By Geoff Davidian

SHOREWOOD, WI. (July 31, 2004) – In settling a public records lawsuit last spring, the village agreed to establish by June 1, 2004 an e-mail server so that official correspondence could be archived for public access under the Wisconsin public records act.


On Monday night, trustees will revisit the e-mail issue because although the government has provided “” e-mail addresses to elected officials, trustees frequently have been unable to access correspondence or attachments through the official system.


In addition, only Trustee Michael Phinney has responded to e-mail sent to him at his official e-mail address, suggesting that trustees are either not receiving correspondence or are not accessing it.


In a July 29, 2004 memorandum to the Village Board, Leeann Butschlick, assistant to the village manager, writes that “Staff believes that the Village is in full compliance with this agreement,” but acknowledges that there are “issues” related to “remote access to the system, not the integrity of the system itself.”

“The system has been fully functional since June 1, 2004 as required in the agreement.”


How a system can be fully functional while not allowing trustees to access their correspondence may be explained Monday.

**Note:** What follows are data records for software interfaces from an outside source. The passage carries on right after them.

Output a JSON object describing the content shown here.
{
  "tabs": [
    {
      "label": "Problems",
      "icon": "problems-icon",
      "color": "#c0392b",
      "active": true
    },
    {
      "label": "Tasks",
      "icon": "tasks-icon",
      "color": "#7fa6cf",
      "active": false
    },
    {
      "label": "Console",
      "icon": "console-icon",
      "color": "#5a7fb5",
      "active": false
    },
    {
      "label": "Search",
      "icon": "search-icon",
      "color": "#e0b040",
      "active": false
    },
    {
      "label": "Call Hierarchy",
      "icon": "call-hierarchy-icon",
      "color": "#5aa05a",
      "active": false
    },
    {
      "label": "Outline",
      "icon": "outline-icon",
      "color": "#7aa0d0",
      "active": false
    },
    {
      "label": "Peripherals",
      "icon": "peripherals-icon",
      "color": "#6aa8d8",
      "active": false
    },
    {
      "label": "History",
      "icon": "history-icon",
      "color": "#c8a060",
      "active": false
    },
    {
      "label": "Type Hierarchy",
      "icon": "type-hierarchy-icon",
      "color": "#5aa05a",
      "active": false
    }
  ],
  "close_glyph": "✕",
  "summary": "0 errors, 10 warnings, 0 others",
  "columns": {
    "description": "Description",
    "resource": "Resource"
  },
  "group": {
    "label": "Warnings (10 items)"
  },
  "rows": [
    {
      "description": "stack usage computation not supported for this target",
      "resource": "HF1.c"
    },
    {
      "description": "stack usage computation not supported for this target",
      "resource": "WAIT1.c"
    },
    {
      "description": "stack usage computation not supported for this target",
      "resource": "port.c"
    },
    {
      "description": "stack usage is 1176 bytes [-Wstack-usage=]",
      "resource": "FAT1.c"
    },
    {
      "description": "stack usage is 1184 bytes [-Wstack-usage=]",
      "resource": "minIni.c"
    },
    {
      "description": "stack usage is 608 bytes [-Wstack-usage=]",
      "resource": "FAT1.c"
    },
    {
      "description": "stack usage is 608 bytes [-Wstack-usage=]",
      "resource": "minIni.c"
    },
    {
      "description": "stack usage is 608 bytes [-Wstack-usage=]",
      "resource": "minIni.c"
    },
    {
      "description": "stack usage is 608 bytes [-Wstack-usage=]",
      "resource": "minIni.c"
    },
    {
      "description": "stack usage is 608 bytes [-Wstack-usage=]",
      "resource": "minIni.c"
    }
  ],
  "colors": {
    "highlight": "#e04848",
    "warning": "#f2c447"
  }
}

Although the system has been “fully functional since June 1,” Butschlick writes, “staff has made numerous attempts to address the difficulties some Trustees experience when attempting to access the Village email system; however it seems apparent at this point that staff does not have the technical expertise to accurately identify nor correct the access problems experienced by some users.”

“Staff requests that it be authorized to negotiate a time and materials contract with Mike Armstrong, the Village's IT consultant, to identify the problems at each remote access location.”


Village staff apparently considers the existence of the equipment itself, plugged in and working, as complying with the settlement agreement, which meant to ensure that trustees communicate openly and retain public records at a central location.


If staff considers the existence of the e-mail server as “fully functional” in the spirit of the settlement, then the Village Board should reject the proposal to contract with an IT consultant to identify problems, since a “fully functional” system would already be “fully functional.”


But if it is necessary to contract with an IT specialist because trustees are not able to use the system, staff should not report to the governing body that the system is “fully functional,” because a “fully functional” system would require no one “to identify the problems at each remote access location.”


The suit was brought at a time when former Village President Rodney Dow was using e-mail to communicate with a majority of trustees regarding issues that were to be discussed in public sessions.


E-mail correspondence among a group of public officials involving an issue that will be voted on raises questions of legality under the state public meetings law.


Despite the requirement that public officials retain documents regarding their official duties, Trustee Ellen Eckman and former Trustee Vida Langenkamp did not retain all their correspondence.


In settling the lawsuit, the village agreed to create an official system so that officials would communicate on public matters in a way that could be monitored, and in a way that would reassure the public that village business was not being subverted by any former officials or lobbyists.